**Work task:** Count up the lines below containing the word "Paint", and give the result with no other words.

• • •

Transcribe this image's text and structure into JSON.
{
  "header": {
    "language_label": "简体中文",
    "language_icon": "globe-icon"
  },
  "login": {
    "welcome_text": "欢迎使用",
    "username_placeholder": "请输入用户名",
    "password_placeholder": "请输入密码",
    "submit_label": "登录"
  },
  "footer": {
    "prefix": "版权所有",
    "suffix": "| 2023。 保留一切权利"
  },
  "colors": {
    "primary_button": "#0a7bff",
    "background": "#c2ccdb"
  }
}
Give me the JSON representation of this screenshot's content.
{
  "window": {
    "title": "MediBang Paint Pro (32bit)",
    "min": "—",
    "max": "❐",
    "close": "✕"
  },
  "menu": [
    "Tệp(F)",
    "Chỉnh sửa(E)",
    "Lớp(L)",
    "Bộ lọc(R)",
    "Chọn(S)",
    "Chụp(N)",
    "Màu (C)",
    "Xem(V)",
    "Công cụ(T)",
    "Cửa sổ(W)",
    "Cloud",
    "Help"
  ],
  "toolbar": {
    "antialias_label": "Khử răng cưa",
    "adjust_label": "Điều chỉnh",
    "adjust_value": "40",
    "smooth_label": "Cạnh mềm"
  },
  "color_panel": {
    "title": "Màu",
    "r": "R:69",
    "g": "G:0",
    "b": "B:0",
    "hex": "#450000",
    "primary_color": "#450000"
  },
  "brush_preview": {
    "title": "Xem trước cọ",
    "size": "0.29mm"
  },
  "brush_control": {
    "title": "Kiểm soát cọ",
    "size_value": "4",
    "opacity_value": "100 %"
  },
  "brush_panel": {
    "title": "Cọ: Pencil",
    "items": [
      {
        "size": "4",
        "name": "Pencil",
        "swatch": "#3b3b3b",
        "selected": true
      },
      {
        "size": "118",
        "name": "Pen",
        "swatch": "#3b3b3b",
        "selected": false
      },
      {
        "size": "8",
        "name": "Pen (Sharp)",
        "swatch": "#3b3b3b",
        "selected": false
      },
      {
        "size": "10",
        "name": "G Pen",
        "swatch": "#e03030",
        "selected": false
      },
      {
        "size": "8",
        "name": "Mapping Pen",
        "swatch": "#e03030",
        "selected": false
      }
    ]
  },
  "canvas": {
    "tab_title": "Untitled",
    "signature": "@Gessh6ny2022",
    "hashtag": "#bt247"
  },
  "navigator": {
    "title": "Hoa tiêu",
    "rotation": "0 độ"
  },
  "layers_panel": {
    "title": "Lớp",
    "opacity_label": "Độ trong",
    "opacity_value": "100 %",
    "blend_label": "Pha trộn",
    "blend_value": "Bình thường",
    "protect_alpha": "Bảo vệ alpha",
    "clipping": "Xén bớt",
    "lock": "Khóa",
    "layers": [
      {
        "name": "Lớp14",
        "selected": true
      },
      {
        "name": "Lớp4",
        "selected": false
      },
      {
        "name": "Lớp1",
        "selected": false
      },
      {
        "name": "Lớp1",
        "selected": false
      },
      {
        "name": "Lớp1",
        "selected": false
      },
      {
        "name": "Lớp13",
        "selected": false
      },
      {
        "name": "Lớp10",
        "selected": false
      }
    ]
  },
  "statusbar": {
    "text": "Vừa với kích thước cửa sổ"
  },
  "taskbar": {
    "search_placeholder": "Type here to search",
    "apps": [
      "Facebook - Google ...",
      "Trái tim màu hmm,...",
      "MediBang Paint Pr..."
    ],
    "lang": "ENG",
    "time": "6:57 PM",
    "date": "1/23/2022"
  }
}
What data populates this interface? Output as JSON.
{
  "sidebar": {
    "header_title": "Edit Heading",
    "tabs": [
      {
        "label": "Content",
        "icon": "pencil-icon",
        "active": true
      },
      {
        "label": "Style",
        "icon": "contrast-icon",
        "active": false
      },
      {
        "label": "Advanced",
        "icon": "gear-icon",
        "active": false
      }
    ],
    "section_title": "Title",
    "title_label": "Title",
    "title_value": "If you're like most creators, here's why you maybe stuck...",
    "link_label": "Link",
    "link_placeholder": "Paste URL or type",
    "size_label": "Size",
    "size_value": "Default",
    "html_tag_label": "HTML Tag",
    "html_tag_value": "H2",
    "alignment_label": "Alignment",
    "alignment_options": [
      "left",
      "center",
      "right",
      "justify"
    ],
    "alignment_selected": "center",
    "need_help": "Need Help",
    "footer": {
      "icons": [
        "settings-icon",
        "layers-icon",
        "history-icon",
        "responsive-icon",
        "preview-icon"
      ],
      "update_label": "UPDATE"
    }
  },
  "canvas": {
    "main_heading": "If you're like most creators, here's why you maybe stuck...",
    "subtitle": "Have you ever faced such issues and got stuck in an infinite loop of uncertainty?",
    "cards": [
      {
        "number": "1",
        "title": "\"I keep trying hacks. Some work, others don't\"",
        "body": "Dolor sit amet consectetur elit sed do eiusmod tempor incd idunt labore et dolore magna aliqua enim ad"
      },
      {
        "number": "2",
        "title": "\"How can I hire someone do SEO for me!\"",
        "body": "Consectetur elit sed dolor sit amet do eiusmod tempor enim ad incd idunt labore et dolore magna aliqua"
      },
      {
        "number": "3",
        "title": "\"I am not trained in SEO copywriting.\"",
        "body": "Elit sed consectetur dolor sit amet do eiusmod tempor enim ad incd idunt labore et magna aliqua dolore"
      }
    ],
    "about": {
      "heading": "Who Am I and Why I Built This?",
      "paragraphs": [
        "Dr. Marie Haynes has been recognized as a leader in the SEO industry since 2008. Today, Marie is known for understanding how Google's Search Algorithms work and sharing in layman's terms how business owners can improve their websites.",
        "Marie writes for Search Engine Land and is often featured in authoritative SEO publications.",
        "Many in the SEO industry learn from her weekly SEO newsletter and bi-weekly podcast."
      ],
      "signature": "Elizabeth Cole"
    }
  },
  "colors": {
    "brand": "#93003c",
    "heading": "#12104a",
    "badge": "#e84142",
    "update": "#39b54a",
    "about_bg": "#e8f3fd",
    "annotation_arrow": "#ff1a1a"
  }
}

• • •

**Answer box:** 2